Adrian Rhodes
Stuart Hilliker
Supervising Sound Editor
Nick Adams
Dialogue Editors
Gordon Brown
Jonathan Cronin
Additional Effects Editor
Hugo Adams
Jason Swanscott
Diane Greaves
John Griffith
Stunt Co-ordinator
Philippe Zone
Ewan McGregor
James Joyce
Susan Lynch
Nora Barnacle
Peter McDonald
Stanislas Joyce
Roberto Citran
Roberto Prezioso
Andrew Scott
Michael Bodkin
Vincent McCabe
Uncle Tommy
Veronica Duffy
Annie Barnacle
Aedín Moloney
Eva Joyce
Pauline McLynn
Miss Kennedy
Neilí Conroy
Daragh Kelly
Alan Devine
Paul Hickey
Kate O'Toole
Miss Delahunty
Martin Murphy
George Russell
Karl Scully
John McCormack
Frances Burke
old woman
Monica Scattini
Amalia Globocnik
Adrian McCourt
Ignazio Oliva
Alessandro Francini Bruni
Stefania Montorsi
Clothilde Francini bruni
Síle Nugent
maid 2
Franco Trevisi
Tullio Sylvestri
Eamonn Hunt
George Roberts
Manuel Bragato
baby Giorgio
Liam McCourt
Odin O'Sullivan
Giorgio, age 2
Dylan Mooney
Giorgio, age 4
Ben Harding
Giorgio, age 6
Robin Mooney
Lucia, age 2
Lauren Mulhall
Lucia, age 4
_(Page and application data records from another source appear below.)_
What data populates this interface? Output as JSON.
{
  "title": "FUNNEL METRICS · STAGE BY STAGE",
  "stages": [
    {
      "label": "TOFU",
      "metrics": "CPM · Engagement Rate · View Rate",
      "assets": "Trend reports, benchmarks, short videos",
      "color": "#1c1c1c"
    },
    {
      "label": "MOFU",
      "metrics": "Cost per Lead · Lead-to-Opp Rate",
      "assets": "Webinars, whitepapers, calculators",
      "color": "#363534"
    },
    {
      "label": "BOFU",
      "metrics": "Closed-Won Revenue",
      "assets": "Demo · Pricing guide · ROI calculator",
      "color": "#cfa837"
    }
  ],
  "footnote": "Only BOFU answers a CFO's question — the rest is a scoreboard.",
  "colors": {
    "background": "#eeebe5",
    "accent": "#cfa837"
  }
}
Alliance Releasing (UK)
9,585 feet
106 minutes 30 seconds
Colour by
Last Updated: 20 Dec 2011